The two main risk areas for an IRA investment advisor are 1) prohibited transactions and 2) prohibited investments.
Failure to follow these rules can result in your IRA being dissolved and major taxes and penalties being applied. Per the IRS website, “…if an IRA owner or his or her beneficiaries engage in a prohibited transaction in connection with an IRA account at any time during the year, the account stops being an IRA as of the first day of that year. The effect of this is the account is treated as distributing all its assets to the IRA owner at their fair market values on the first day of the year. If the total of those values is more than the basis in the IRA, the IRA owner will have a taxable gain that is includible in his or her income.”
Prohibited Transactions in an Offshore IRA LLC
Generally, a prohibited transaction in an IRA is any improper use of an IRA account by the owner, investment advisor, his or her beneficiary, or any disqualified person. Disqualified persons include you and your family (spouse, ancestor, lineal descendant, and any spouse of a lineal descendant).
The following are examples of prohibited transactions with an IRA.
- Borrowing money from it
- Selling property to it
- Using it as security for a loan
- Buying property for personal use (present or future) with IRA funds
Prohibited Investments in an Offshore IRA LLC
Your offshore IRA LLC is not allowed to invest in life insurance or collectibles. If you get caught buying prohibited investments, the amount invested is considered distributed in the year invested and you may have to pay a 10% additional tax on early distributions.
Here are some examples of collectibles:
- Metals – with exceptions for certain kinds of bullion,
- Coins – (but there are exceptions for certain coins),
- Alcoholic beverages, and
- Certain other tangible personal property.
For more on gold, see: IRA Gold Rules
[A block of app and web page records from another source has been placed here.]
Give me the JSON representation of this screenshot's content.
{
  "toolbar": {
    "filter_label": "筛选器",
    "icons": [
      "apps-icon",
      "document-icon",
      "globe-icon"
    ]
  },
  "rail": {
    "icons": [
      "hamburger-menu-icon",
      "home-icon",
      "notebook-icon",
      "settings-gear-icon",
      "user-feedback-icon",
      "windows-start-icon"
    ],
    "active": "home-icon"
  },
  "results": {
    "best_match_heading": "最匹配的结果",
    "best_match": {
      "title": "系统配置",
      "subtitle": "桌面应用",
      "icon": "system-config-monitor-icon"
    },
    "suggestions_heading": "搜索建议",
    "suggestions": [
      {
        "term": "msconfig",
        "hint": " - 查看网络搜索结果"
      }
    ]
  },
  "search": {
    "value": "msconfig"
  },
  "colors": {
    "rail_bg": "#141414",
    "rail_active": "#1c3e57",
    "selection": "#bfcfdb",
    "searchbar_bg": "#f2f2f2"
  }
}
The logic behind prohibited investments is similar to that of prohibited transactions. You could buy artwork, rugs, or antiques and display them in your home. You would then be getting a personal benefit from those investments.
I hope you’ve found this article on the basic IRA rules and prohibited transactions you must watch out for when you operate an offshore IRA LLC to be helpful. For assistance in taking your IRA offshore, you can reach me at email@example.com or (619) 550-2743. All consultations are free and confidential.